Jason Lim’s Paradise details a subtle play of tonality and texture in the many ceramic pieces that form the leaves and flowers of the Heliconia plant
Jason Lim’s Paradise details a subtle play of tonality and texture in the many ceramic pieces that form the leaves and flowers of the Heliconia plant

If there is a genre of art that reminds one immediately of baking, it must be ceramic art. I had a chance to try out and got hooked on pottery during my university days, and I remember fondly the steps of “wedging” the clay – very much like kneading flour, “throwing” or form-making on the potter’s wheel, “turning” or finishing the hardened but unfired ware, glazing and firing. The feeling of moulding clay is therapeutic and the entire process of creation, most fascinating.

Elegant Garden “baked” with Skill

Master Ceramist

Jason was born in Singapore in 1966 and was educated at Central St Martins College of Art & Design in London and Royal Melbourne Institute of Technology (LaSalle College of the Arts), where he obtained his master’s degree in Fine Arts. His repertoire includes many genres of art but he is best known for his ceramics. His works first came to my attention when he presented Just Dharma in the 52 nd Venice Biennale in 2007. He created a chandelier made up of 1800 pieces of ceramic lotus flowers suspended in the Singapore pavilion. On the opening day of the pavilion, the chandelier was made to crash onto the floor as part of a performance and the relic remained there for the entire duration of the show. It must have shocked the audience when the ceramic flowers came crashing down from high above and breaking into many pieces in a loud crackling sound. It was brilliant as a piece of performance art as it was ceramic art! The artist’s message about destruction being just as important as creation in art and perhaps in life must have come across strongly.

Refining Fire

But the piece at The Orchard Residences is made to last, and much care went into its creation. Jason first did a master drawing of the overall composition in A3-size paper, and subsequently enlarged it to the actual size of the work of 5 by 3 metres. He then traced the enlarged drawing onto slabs of hand-rolled clay of about 2.5 centimetres thick and cut each component piece to shape. He took care to label each piece to avoid confusion when the time came to assemble them. After drying the pieces, he fired them in a large gas kiln at about 1200 degree Celsius for the desired effects.

“Having rich experiences with this particular clay type and using gas for firing allow me to explore the possibilities of gas firing and playing with atmospheric firing conditions. Controlling the supplies of oxygen and carbon dioxide in the kiln and placing the clay pieces at strategic spots allow (controlling and placing are 2 actions) for subtle variations of the fired work,” said Jason, who kept away from using coloured glaze for this piece - and in fact for most of his ceramic works - to realize a Minimalist intent. Less is more!

When asked what he liked about working with ceramics, he shared, “Clay is an organic material. It changes its state from being ephemeral during the making stage to being permanent after firing. It is a material I can work directly with my hands and feel connected with.
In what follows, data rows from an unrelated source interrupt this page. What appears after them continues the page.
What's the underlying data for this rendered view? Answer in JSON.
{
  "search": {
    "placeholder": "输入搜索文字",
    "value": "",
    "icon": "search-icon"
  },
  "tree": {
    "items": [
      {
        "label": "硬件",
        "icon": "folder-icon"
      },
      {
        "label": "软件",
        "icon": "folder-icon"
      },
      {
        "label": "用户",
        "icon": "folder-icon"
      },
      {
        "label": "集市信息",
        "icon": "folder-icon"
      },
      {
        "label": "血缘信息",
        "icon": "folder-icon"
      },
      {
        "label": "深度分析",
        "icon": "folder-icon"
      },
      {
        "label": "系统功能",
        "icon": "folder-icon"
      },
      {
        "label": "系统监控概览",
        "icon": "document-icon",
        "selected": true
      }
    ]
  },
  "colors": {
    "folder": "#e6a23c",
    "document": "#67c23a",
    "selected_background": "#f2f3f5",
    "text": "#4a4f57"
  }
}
My mind and soul are transferred onto the material in the most direct way though my hands.”

The amateur potter in me could not have agreed more.

This article is contributed by CapitaLand Chief of Art Management, Francis Wong Hooe Wai